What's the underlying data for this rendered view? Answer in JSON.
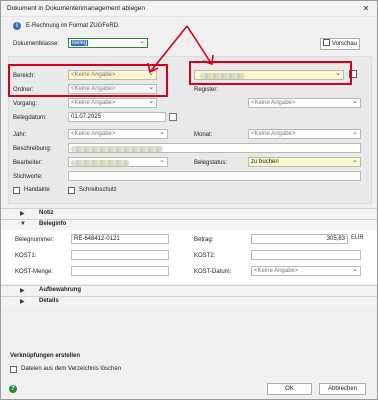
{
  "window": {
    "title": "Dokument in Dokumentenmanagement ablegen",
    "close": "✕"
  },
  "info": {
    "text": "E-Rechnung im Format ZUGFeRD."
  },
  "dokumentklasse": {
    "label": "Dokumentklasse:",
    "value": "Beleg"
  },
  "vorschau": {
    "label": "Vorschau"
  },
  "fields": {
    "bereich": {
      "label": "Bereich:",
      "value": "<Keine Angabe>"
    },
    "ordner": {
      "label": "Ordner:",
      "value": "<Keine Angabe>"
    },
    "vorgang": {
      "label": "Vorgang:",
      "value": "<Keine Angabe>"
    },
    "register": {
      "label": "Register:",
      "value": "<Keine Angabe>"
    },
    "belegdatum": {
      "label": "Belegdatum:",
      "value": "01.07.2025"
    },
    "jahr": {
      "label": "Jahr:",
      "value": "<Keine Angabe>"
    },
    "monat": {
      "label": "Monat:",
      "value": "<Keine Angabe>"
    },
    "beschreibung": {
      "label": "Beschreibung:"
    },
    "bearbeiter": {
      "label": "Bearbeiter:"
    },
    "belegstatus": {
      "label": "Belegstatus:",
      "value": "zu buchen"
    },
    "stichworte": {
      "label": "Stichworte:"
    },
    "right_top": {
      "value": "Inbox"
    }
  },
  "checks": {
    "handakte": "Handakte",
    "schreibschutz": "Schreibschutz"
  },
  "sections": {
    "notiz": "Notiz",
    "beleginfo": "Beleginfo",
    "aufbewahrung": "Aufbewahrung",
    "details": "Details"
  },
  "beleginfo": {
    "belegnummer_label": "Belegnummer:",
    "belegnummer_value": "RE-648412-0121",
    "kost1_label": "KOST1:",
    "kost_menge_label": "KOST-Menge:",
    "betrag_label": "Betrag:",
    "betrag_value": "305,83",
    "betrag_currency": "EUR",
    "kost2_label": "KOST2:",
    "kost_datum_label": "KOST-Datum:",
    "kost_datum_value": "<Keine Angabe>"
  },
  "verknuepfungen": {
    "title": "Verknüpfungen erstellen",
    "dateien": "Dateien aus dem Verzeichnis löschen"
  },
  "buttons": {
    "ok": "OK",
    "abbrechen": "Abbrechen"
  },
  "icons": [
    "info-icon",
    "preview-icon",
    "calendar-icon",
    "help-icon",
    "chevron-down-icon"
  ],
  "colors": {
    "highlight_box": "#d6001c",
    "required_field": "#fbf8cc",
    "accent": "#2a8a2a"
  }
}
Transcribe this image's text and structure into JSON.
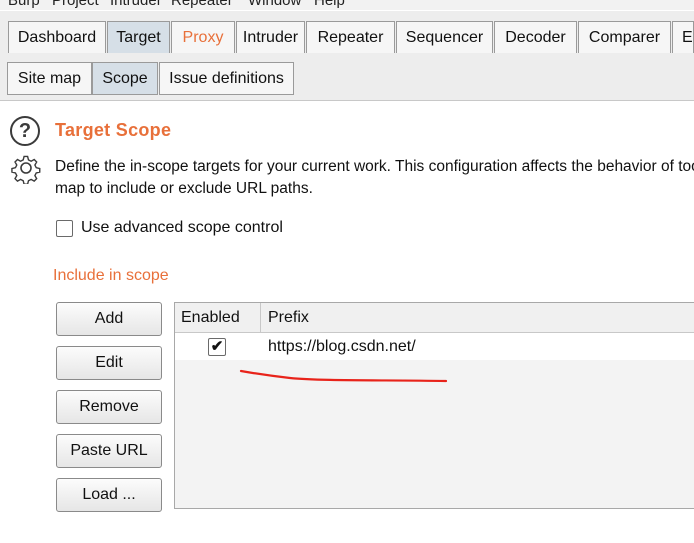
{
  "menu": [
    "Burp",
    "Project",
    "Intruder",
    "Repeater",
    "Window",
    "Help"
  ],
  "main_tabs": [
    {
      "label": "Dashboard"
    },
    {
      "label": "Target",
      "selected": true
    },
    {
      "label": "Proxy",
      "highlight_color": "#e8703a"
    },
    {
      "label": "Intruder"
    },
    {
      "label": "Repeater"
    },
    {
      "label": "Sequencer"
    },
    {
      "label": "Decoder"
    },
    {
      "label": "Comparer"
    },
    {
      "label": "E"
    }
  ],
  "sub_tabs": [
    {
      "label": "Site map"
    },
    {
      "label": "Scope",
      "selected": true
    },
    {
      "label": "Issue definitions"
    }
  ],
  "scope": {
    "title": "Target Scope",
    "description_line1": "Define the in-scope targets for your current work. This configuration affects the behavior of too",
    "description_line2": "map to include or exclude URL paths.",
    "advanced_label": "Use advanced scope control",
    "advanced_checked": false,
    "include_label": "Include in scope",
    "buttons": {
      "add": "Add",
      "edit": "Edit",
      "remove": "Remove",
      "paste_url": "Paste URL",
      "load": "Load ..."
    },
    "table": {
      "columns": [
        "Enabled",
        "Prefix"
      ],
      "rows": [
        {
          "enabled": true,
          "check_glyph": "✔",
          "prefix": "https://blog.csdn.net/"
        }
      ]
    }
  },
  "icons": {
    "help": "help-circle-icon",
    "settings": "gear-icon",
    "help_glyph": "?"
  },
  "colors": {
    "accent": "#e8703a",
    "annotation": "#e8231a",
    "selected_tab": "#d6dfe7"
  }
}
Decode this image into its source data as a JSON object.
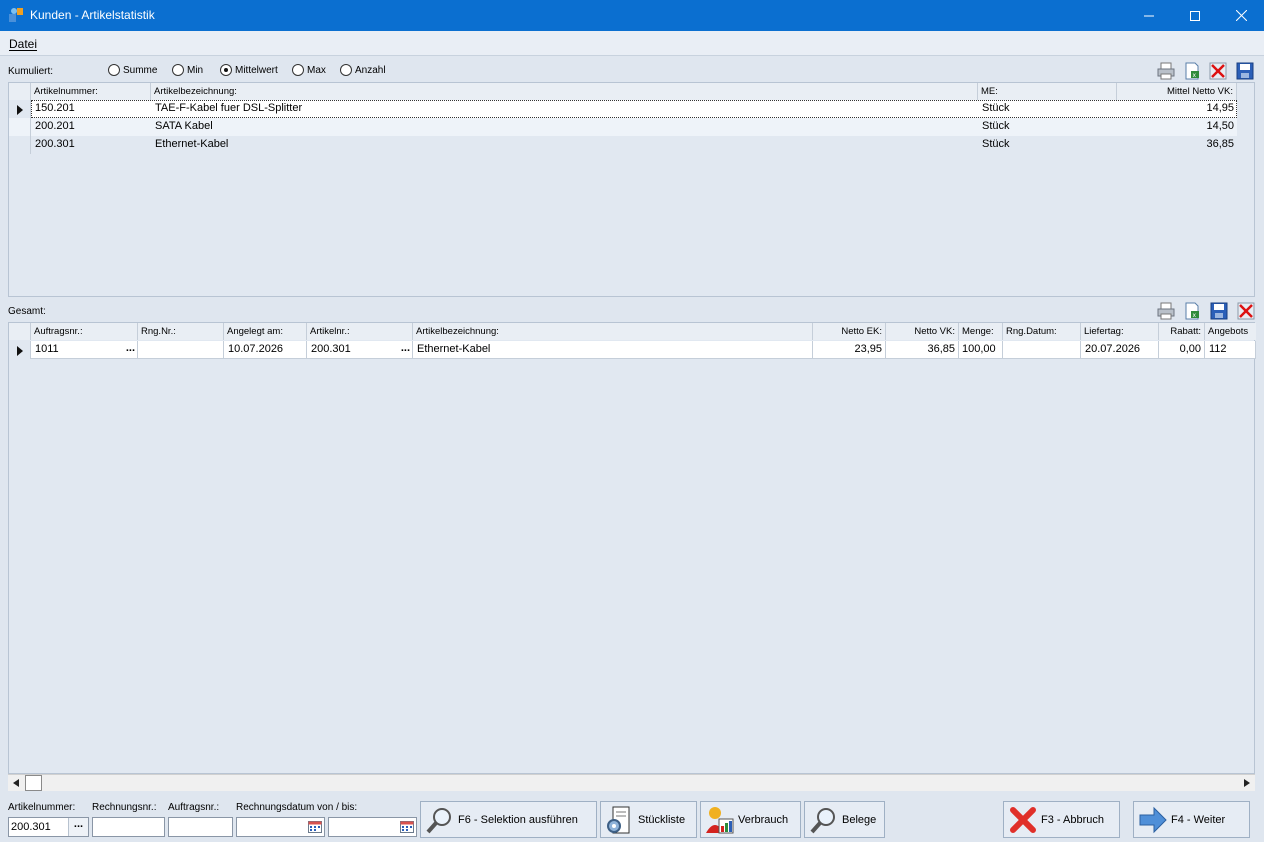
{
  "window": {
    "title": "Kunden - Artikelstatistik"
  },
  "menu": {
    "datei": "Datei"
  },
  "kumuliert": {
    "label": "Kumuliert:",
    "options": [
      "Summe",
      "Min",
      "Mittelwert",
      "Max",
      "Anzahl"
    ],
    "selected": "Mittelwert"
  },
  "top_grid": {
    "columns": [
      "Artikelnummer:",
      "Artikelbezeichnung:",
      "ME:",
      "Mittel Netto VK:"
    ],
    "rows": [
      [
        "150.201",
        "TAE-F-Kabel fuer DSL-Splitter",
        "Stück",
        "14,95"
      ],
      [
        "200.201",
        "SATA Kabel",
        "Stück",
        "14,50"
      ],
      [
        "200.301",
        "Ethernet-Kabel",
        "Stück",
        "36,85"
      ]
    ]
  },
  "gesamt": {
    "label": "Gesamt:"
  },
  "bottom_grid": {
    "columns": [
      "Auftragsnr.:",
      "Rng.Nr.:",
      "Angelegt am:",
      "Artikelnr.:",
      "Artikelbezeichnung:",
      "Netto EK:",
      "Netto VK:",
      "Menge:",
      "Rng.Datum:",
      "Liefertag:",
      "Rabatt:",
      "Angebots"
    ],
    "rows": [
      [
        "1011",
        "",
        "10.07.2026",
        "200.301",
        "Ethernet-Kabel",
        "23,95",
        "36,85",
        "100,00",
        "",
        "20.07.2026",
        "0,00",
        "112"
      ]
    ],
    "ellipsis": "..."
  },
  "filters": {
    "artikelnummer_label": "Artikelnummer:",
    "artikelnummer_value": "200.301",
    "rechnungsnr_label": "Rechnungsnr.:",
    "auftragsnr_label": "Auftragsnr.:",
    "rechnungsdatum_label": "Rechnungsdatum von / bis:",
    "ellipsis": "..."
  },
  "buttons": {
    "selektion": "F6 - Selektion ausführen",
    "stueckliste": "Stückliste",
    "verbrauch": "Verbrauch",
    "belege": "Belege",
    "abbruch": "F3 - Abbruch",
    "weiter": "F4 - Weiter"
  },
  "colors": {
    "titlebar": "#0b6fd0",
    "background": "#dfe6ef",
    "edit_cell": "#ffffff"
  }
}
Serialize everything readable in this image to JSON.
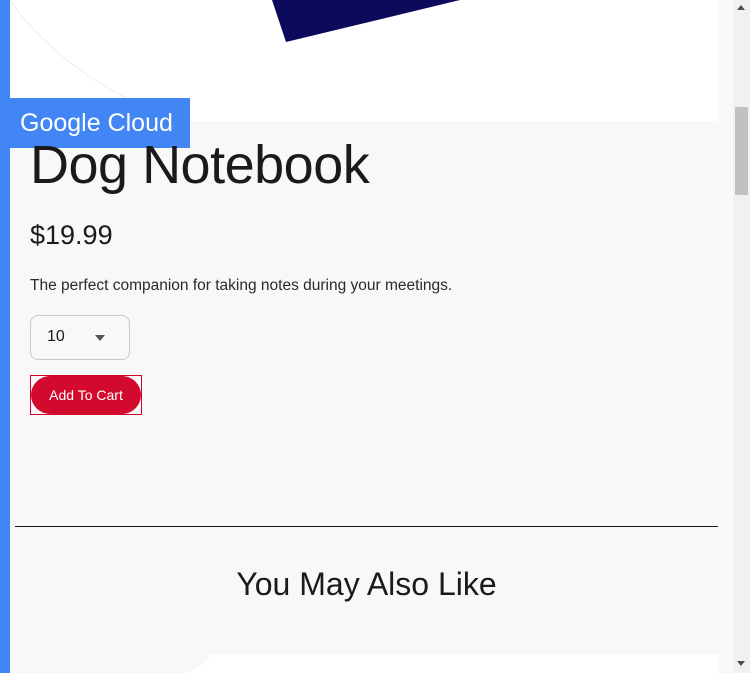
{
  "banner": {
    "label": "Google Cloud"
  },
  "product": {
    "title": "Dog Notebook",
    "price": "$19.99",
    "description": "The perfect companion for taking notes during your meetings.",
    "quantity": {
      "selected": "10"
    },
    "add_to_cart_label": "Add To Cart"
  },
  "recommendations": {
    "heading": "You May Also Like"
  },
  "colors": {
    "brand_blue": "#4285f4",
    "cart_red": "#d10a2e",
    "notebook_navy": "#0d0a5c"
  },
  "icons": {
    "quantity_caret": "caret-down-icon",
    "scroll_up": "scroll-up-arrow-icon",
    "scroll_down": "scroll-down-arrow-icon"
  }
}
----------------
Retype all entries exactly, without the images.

Answer to this problem:
What's the underlying data for this rendered view? Answer in JSON.
{
  "window": {
    "title": "Dokument in Dokumentenmanagement ablegen",
    "close": "✕"
  },
  "info": {
    "text": "E-Rechnung im Format ZUGFeRD."
  },
  "dokumentklasse": {
    "label": "Dokumentklasse:",
    "value": "Beleg"
  },
  "vorschau": {
    "label": "Vorschau"
  },
  "fields": {
    "bereich": {
      "label": "Bereich:",
      "value": "<Keine Angabe>"
    },
    "ordner": {
      "label": "Ordner:",
      "value": "<Keine Angabe>"
    },
    "vorgang": {
      "label": "Vorgang:",
      "value": "<Keine Angabe>"
    },
    "register": {
      "label": "Register:",
      "value": "<Keine Angabe>"
    },
    "belegdatum": {
      "label": "Belegdatum:",
      "value": "01.07.2025"
    },
    "jahr": {
      "label": "Jahr:",
      "value": "<Keine Angabe>"
    },
    "monat": {
      "label": "Monat:",
      "value": "<Keine Angabe>"
    },
    "beschreibung": {
      "label": "Beschreibung:"
    },
    "bearbeiter": {
      "label": "Bearbeiter:"
    },
    "belegstatus": {
      "label": "Belegstatus:",
      "value": "zu buchen"
    },
    "stichworte": {
      "label": "Stichworte:"
    },
    "right_top": {
      "value": "Inbox"
    }
  },
  "checks": {
    "handakte": "Handakte",
    "schreibschutz": "Schreibschutz"
  },
  "sections": {
    "notiz": "Notiz",
    "beleginfo": "Beleginfo",
    "aufbewahrung": "Aufbewahrung",
    "details": "Details"
  },
  "beleginfo": {
    "belegnummer_label": "Belegnummer:",
    "belegnummer_value": "RE-648412-0121",
    "kost1_label": "KOST1:",
    "kost_menge_label": "KOST-Menge:",
    "betrag_label": "Betrag:",
    "betrag_value": "305,83",
    "betrag_currency": "EUR",
    "kost2_label": "KOST2:",
    "kost_datum_label": "KOST-Datum:",
    "kost_datum_value": "<Keine Angabe>"
  },
  "verknuepfungen": {
    "title": "Verknüpfungen erstellen",
    "dateien": "Dateien aus dem Verzeichnis löschen"
  },
  "buttons": {
    "ok": "OK",
    "abbrechen": "Abbrechen"
  },
  "icons": [
    "info-icon",
    "preview-icon",
    "calendar-icon",
    "help-icon",
    "chevron-down-icon"
  ],
  "colors": {
    "highlight_box": "#d6001c",
    "required_field": "#fbf8cc",
    "accent": "#2a8a2a"
  }
}
Transcribe this image's text and structure into JSON.
{
  "menu": [
    "Burp",
    "Project",
    "Intruder",
    "Repeater",
    "Window",
    "Help"
  ],
  "main_tabs": [
    {
      "label": "Dashboard"
    },
    {
      "label": "Target",
      "selected": true
    },
    {
      "label": "Proxy",
      "highlight_color": "#e8703a"
    },
    {
      "label": "Intruder"
    },
    {
      "label": "Repeater"
    },
    {
      "label": "Sequencer"
    },
    {
      "label": "Decoder"
    },
    {
      "label": "Comparer"
    },
    {
      "label": "E"
    }
  ],
  "sub_tabs": [
    {
      "label": "Site map"
    },
    {
      "label": "Scope",
      "selected": true
    },
    {
      "label": "Issue definitions"
    }
  ],
  "scope": {
    "title": "Target Scope",
    "description_line1": "Define the in-scope targets for your current work. This configuration affects the behavior of too",
    "description_line2": "map to include or exclude URL paths.",
    "advanced_label": "Use advanced scope control",
    "advanced_checked": false,
    "include_label": "Include in scope",
    "buttons": {
      "add": "Add",
      "edit": "Edit",
      "remove": "Remove",
      "paste_url": "Paste URL",
      "load": "Load ..."
    },
    "table": {
      "columns": [
        "Enabled",
        "Prefix"
      ],
      "rows": [
        {
          "enabled": true,
          "check_glyph": "✔",
          "prefix": "https://blog.csdn.net/"
        }
      ]
    }
  },
  "icons": {
    "help": "help-circle-icon",
    "settings": "gear-icon",
    "help_glyph": "?"
  },
  "colors": {
    "accent": "#e8703a",
    "annotation": "#e8231a",
    "selected_tab": "#d6dfe7"
  }
}
Decode this image into its source data as a JSON object.
{
  "window": {
    "title": "Kunden - Artikelstatistik"
  },
  "menu": {
    "datei": "Datei"
  },
  "kumuliert": {
    "label": "Kumuliert:",
    "options": [
      "Summe",
      "Min",
      "Mittelwert",
      "Max",
      "Anzahl"
    ],
    "selected": "Mittelwert"
  },
  "top_grid": {
    "columns": [
      "Artikelnummer:",
      "Artikelbezeichnung:",
      "ME:",
      "Mittel Netto VK:"
    ],
    "rows": [
      [
        "150.201",
        "TAE-F-Kabel fuer DSL-Splitter",
        "Stück",
        "14,95"
      ],
      [
        "200.201",
        "SATA Kabel",
        "Stück",
        "14,50"
      ],
      [
        "200.301",
        "Ethernet-Kabel",
        "Stück",
        "36,85"
      ]
    ]
  },
  "gesamt": {
    "label": "Gesamt:"
  },
  "bottom_grid": {
    "columns": [
      "Auftragsnr.:",
      "Rng.Nr.:",
      "Angelegt am:",
      "Artikelnr.:",
      "Artikelbezeichnung:",
      "Netto EK:",
      "Netto VK:",
      "Menge:",
      "Rng.Datum:",
      "Liefertag:",
      "Rabatt:",
      "Angebots"
    ],
    "rows": [
      [
        "1011",
        "",
        "10.07.2026",
        "200.301",
        "Ethernet-Kabel",
        "23,95",
        "36,85",
        "100,00",
        "",
        "20.07.2026",
        "0,00",
        "112"
      ]
    ],
    "ellipsis": "..."
  },
  "filters": {
    "artikelnummer_label": "Artikelnummer:",
    "artikelnummer_value": "200.301",
    "rechnungsnr_label": "Rechnungsnr.:",
    "auftragsnr_label": "Auftragsnr.:",
    "rechnungsdatum_label": "Rechnungsdatum von / bis:",
    "ellipsis": "..."
  },
  "buttons": {
    "selektion": "F6 - Selektion ausführen",
    "stueckliste": "Stückliste",
    "verbrauch": "Verbrauch",
    "belege": "Belege",
    "abbruch": "F3 - Abbruch",
    "weiter": "F4 - Weiter"
  },
  "colors": {
    "titlebar": "#0b6fd0",
    "background": "#dfe6ef",
    "edit_cell": "#ffffff"
  }
}
Serialize everything readable in this image to JSON.
{
  "banner": {
    "label": "Google Cloud"
  },
  "product": {
    "title": "Dog Notebook",
    "price": "$19.99",
    "description": "The perfect companion for taking notes during your meetings.",
    "quantity": {
      "selected": "10"
    },
    "add_to_cart_label": "Add To Cart"
  },
  "recommendations": {
    "heading": "You May Also Like"
  },
  "colors": {
    "brand_blue": "#4285f4",
    "cart_red": "#d10a2e",
    "notebook_navy": "#0d0a5c"
  },
  "icons": {
    "quantity_caret": "caret-down-icon",
    "scroll_up": "scroll-up-arrow-icon",
    "scroll_down": "scroll-down-arrow-icon"
  }
}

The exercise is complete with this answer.